(Data records for software interfaces)

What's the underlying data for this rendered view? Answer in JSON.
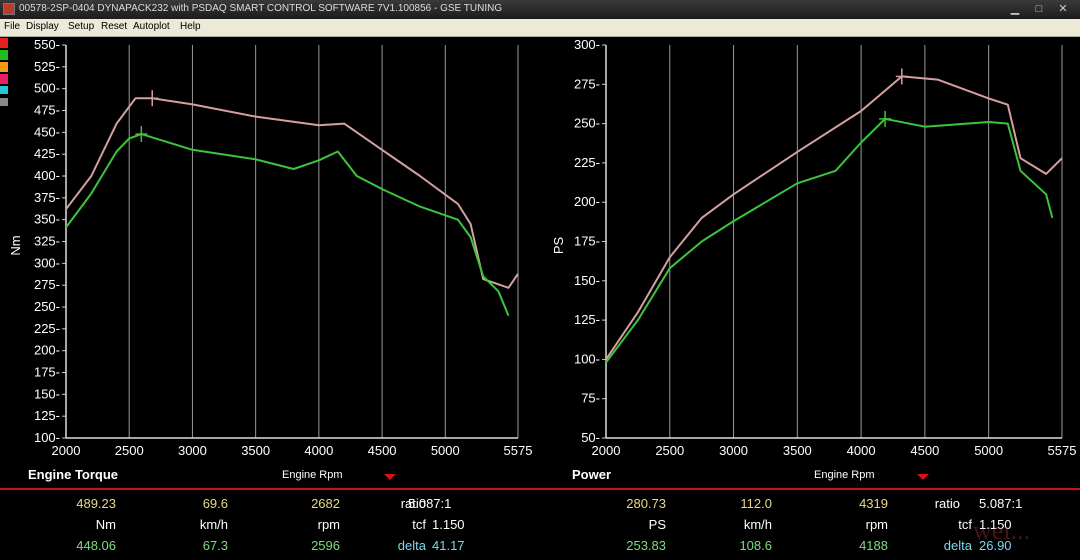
{
  "window": {
    "title": "00578-2SP-0404 DYNAPACK232 with PSDAQ SMART CONTROL SOFTWARE 7V1.100856 - GSE TUNING",
    "controls": {
      "minimize": "▁",
      "maximize": "□",
      "close": "✕"
    }
  },
  "menu": [
    "File",
    "Display",
    "Setup",
    "Reset",
    "Autoplot",
    "Help"
  ],
  "legend_colors": [
    "#e62020",
    "#1fbf1f",
    "#f39c12",
    "#e91e63",
    "#26c6da",
    "#888888"
  ],
  "chart_data": [
    {
      "type": "line",
      "title": "Engine Torque",
      "xlabel": "Engine Rpm",
      "ylabel": "Nm",
      "xlim": [
        2000,
        5575
      ],
      "ylim": [
        100,
        550
      ],
      "xticks": [
        "2000",
        "2500",
        "3000",
        "3500",
        "4000",
        "4500",
        "5000",
        "5575"
      ],
      "yticks": [
        "100",
        "125",
        "150",
        "175",
        "200",
        "225",
        "250",
        "275",
        "300",
        "325",
        "350",
        "375",
        "400",
        "425",
        "450",
        "475",
        "500",
        "525",
        "550"
      ],
      "grid": true,
      "series": [
        {
          "color": "#d4a0a0",
          "x": [
            2000,
            2200,
            2400,
            2550,
            2682,
            3000,
            3500,
            4000,
            4200,
            4400,
            4800,
            5100,
            5200,
            5300,
            5500,
            5575
          ],
          "y": [
            362,
            400,
            460,
            489,
            489,
            482,
            468,
            458,
            460,
            440,
            400,
            368,
            345,
            282,
            272,
            288
          ],
          "marker": {
            "x": 2682,
            "y": 489
          }
        },
        {
          "color": "#3cc43c",
          "x": [
            2000,
            2200,
            2400,
            2500,
            2596,
            3000,
            3500,
            3800,
            4000,
            4150,
            4300,
            4500,
            4800,
            5100,
            5200,
            5300,
            5420,
            5500
          ],
          "y": [
            341,
            380,
            428,
            443,
            448,
            430,
            419,
            408,
            418,
            428,
            400,
            385,
            365,
            350,
            330,
            285,
            268,
            240
          ],
          "marker": {
            "x": 2596,
            "y": 448
          }
        }
      ]
    },
    {
      "type": "line",
      "title": "Power",
      "xlabel": "Engine Rpm",
      "ylabel": "PS",
      "xlim": [
        2000,
        5575
      ],
      "ylim": [
        50,
        300
      ],
      "xticks": [
        "2000",
        "2500",
        "3000",
        "3500",
        "4000",
        "4500",
        "5000",
        "5575"
      ],
      "yticks": [
        "50",
        "75",
        "100",
        "125",
        "150",
        "175",
        "200",
        "225",
        "250",
        "275",
        "300"
      ],
      "grid": true,
      "series": [
        {
          "color": "#d4a0a0",
          "x": [
            2000,
            2250,
            2500,
            2750,
            3000,
            3500,
            4000,
            4319,
            4600,
            5000,
            5150,
            5250,
            5450,
            5575
          ],
          "y": [
            100,
            130,
            165,
            190,
            205,
            232,
            258,
            280,
            278,
            266,
            262,
            228,
            218,
            228
          ],
          "marker": {
            "x": 4319,
            "y": 280
          }
        },
        {
          "color": "#3cc43c",
          "x": [
            2000,
            2250,
            2500,
            2750,
            3000,
            3500,
            3800,
            4000,
            4188,
            4500,
            5000,
            5150,
            5250,
            5450,
            5500
          ],
          "y": [
            98,
            125,
            158,
            175,
            188,
            212,
            220,
            238,
            253,
            248,
            251,
            250,
            220,
            205,
            190
          ],
          "marker": {
            "x": 4188,
            "y": 253
          }
        }
      ]
    }
  ],
  "panels": {
    "left": {
      "header": "Engine Torque",
      "axis_label": "Engine Rpm",
      "row1": [
        "489.23",
        "69.6",
        "2682"
      ],
      "row2": [
        "Nm",
        "km/h",
        "rpm"
      ],
      "row3": [
        "448.06",
        "67.3",
        "2596"
      ],
      "ratio_label": "ratio",
      "ratio_value": "5.087:1",
      "tcf_label": "tcf",
      "tcf_value": "1.150",
      "delta_label": "delta",
      "delta_value": "41.17"
    },
    "right": {
      "header": "Power",
      "axis_label": "Engine Rpm",
      "row1": [
        "280.73",
        "112.0",
        "4319"
      ],
      "row2": [
        "PS",
        "km/h",
        "rpm"
      ],
      "row3": [
        "253.83",
        "108.6",
        "4188"
      ],
      "ratio_label": "ratio",
      "ratio_value": "5.087:1",
      "tcf_label": "tcf",
      "tcf_value": "1.150",
      "delta_label": "delta",
      "delta_value": "26.90"
    }
  },
  "watermark": "wei..."
}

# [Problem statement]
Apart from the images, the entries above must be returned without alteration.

# [Exercise solution]
What's the underlying data for this rendered view? Answer in JSON.
{
  "window": {
    "title": "00578-2SP-0404 DYNAPACK232 with PSDAQ SMART CONTROL SOFTWARE 7V1.100856 - GSE TUNING",
    "controls": {
      "minimize": "▁",
      "maximize": "□",
      "close": "✕"
    }
  },
  "menu": [
    "File",
    "Display",
    "Setup",
    "Reset",
    "Autoplot",
    "Help"
  ],
  "legend_colors": [
    "#e62020",
    "#1fbf1f",
    "#f39c12",
    "#e91e63",
    "#26c6da",
    "#888888"
  ],
  "chart_data": [
    {
      "type": "line",
      "title": "Engine Torque",
      "xlabel": "Engine Rpm",
      "ylabel": "Nm",
      "xlim": [
        2000,
        5575
      ],
      "ylim": [
        100,
        550
      ],
      "xticks": [
        "2000",
        "2500",
        "3000",
        "3500",
        "4000",
        "4500",
        "5000",
        "5575"
      ],
      "yticks": [
        "100",
        "125",
        "150",
        "175",
        "200",
        "225",
        "250",
        "275",
        "300",
        "325",
        "350",
        "375",
        "400",
        "425",
        "450",
        "475",
        "500",
        "525",
        "550"
      ],
      "grid": true,
      "series": [
        {
          "color": "#d4a0a0",
          "x": [
            2000,
            2200,
            2400,
            2550,
            2682,
            3000,
            3500,
            4000,
            4200,
            4400,
            4800,
            5100,
            5200,
            5300,
            5500,
            5575
          ],
          "y": [
            362,
            400,
            460,
            489,
            489,
            482,
            468,
            458,
            460,
            440,
            400,
            368,
            345,
            282,
            272,
            288
          ],
          "marker": {
            "x": 2682,
            "y": 489
          }
        },
        {
          "color": "#3cc43c",
          "x": [
            2000,
            2200,
            2400,
            2500,
            2596,
            3000,
            3500,
            3800,
            4000,
            4150,
            4300,
            4500,
            4800,
            5100,
            5200,
            5300,
            5420,
            5500
          ],
          "y": [
            341,
            380,
            428,
            443,
            448,
            430,
            419,
            408,
            418,
            428,
            400,
            385,
            365,
            350,
            330,
            285,
            268,
            240
          ],
          "marker": {
            "x": 2596,
            "y": 448
          }
        }
      ]
    },
    {
      "type": "line",
      "title": "Power",
      "xlabel": "Engine Rpm",
      "ylabel": "PS",
      "xlim": [
        2000,
        5575
      ],
      "ylim": [
        50,
        300
      ],
      "xticks": [
        "2000",
        "2500",
        "3000",
        "3500",
        "4000",
        "4500",
        "5000",
        "5575"
      ],
      "yticks": [
        "50",
        "75",
        "100",
        "125",
        "150",
        "175",
        "200",
        "225",
        "250",
        "275",
        "300"
      ],
      "grid": true,
      "series": [
        {
          "color": "#d4a0a0",
          "x": [
            2000,
            2250,
            2500,
            2750,
            3000,
            3500,
            4000,
            4319,
            4600,
            5000,
            5150,
            5250,
            5450,
            5575
          ],
          "y": [
            100,
            130,
            165,
            190,
            205,
            232,
            258,
            280,
            278,
            266,
            262,
            228,
            218,
            228
          ],
          "marker": {
            "x": 4319,
            "y": 280
          }
        },
        {
          "color": "#3cc43c",
          "x": [
            2000,
            2250,
            2500,
            2750,
            3000,
            3500,
            3800,
            4000,
            4188,
            4500,
            5000,
            5150,
            5250,
            5450,
            5500
          ],
          "y": [
            98,
            125,
            158,
            175,
            188,
            212,
            220,
            238,
            253,
            248,
            251,
            250,
            220,
            205,
            190
          ],
          "marker": {
            "x": 4188,
            "y": 253
          }
        }
      ]
    }
  ],
  "panels": {
    "left": {
      "header": "Engine Torque",
      "axis_label": "Engine Rpm",
      "row1": [
        "489.23",
        "69.6",
        "2682"
      ],
      "row2": [
        "Nm",
        "km/h",
        "rpm"
      ],
      "row3": [
        "448.06",
        "67.3",
        "2596"
      ],
      "ratio_label": "ratio",
      "ratio_value": "5.087:1",
      "tcf_label": "tcf",
      "tcf_value": "1.150",
      "delta_label": "delta",
      "delta_value": "41.17"
    },
    "right": {
      "header": "Power",
      "axis_label": "Engine Rpm",
      "row1": [
        "280.73",
        "112.0",
        "4319"
      ],
      "row2": [
        "PS",
        "km/h",
        "rpm"
      ],
      "row3": [
        "253.83",
        "108.6",
        "4188"
      ],
      "ratio_label": "ratio",
      "ratio_value": "5.087:1",
      "tcf_label": "tcf",
      "tcf_value": "1.150",
      "delta_label": "delta",
      "delta_value": "26.90"
    }
  },
  "watermark": "wei..."
}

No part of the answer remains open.